The architect designs…
…a great-looking and comfortable auditorium. The people attend the grand opening and are impressed with what they see, but they have gathered for more than a dazzling display of architecture, lighting, electronics, carpets, glass, surface textures and paint. They have come to be in an auditorium, a place to hear and, moreover, a place to listen to and learn from the lecture or, as the case may be, the sermon.
The outer beauty of an auditorium is recognized by how it looks, but the inner more lasting beauty of the auditorium is truly known by how it sounds. And with this we mark our journey into auditorium acoustics.
Lots of sound, but little is heard
A sound wave starts at the loudspeaker, which is suspended high overhead in the front of the hall. Seated way below, are the many people who came to hear that sound. The greater the size of the audience, the farther from the speaker they have to sit. An audience of 1,000 people would occupy about 8,000 square feet of floor space. A member of that audience typically might be seated some 50 feet away from the loudspeaker. The sound wave emitted by the loudspeaker spreads out in the shape of an expanding quarter sphere. By the time this wave reaches the audience, it has expanded out to a radius of about 50 feet. It has spread out over a quarter sphere surface area of 7,850 square feet or about 1.13 million square inches.
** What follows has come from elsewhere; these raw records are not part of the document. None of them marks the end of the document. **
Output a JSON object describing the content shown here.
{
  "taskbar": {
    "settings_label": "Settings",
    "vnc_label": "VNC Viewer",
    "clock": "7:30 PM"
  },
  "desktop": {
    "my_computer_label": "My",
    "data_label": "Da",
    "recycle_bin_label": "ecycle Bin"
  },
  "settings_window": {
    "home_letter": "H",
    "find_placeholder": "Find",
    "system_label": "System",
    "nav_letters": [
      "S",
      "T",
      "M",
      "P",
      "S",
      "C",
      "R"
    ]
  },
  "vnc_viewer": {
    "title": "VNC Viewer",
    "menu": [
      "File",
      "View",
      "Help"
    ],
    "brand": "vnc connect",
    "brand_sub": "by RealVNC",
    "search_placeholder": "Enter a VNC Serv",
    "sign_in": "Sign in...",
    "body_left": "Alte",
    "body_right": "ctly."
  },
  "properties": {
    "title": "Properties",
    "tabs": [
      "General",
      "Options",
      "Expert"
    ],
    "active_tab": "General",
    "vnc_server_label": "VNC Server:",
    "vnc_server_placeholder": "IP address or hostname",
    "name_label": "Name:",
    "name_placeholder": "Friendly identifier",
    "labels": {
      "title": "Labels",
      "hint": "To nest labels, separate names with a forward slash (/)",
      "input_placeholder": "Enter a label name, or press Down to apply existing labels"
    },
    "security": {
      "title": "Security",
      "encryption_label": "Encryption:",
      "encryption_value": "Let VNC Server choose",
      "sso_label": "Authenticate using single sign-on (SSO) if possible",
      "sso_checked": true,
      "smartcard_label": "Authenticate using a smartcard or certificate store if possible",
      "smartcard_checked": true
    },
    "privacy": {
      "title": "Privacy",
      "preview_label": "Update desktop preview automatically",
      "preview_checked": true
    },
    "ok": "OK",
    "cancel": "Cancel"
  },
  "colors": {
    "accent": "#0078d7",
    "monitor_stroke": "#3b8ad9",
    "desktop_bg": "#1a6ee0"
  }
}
ASC TubeTraps controlling acoustics throughout the auditorium.
Each ear of a person collects about one square inch of sound, funneling it down into the eardrum. A person in the audience of an auditorium collects about two square inches of the sound wave, that’s just about 0.00017 percent of the total sound emitted by the central cluster loudspeaker. This tiny fraction of sound is called the “direct sound” because it goes directly from the loudspeaker to the listeners’ ears. (Figure-1).
If 1,000 people are in the audience, their combined ears collect only 0.17 percent of the direct sound emitted by the loudspeaker. The rest of the sound, the other 99.83 percent of the sound, is called “indirect sound”. What happens to all this indirect sound is what auditorium acoustics is all about. If the indirect sound is neglected or mishandled, the auditorium will sound bad, and if it is well handled, the auditorium will sound good.
To recap, auditorium design or renovation can be understood to involve three consecutive areas of expertise. The architect designs a building that is attractive, comfortable and allows people to see what is going on. The sound contractor supplies a sound system to the auditorium that makes a direct sound loud enough so people can hear what is going on. However, nearly all of the sound generated by the sound equipment misses its intended target, the ears of the people. Picking up and handling the stray sound is the responsibility of the acoustical engineer. How it is collected and processed makes all the difference between a good and a bad-sounding auditorium.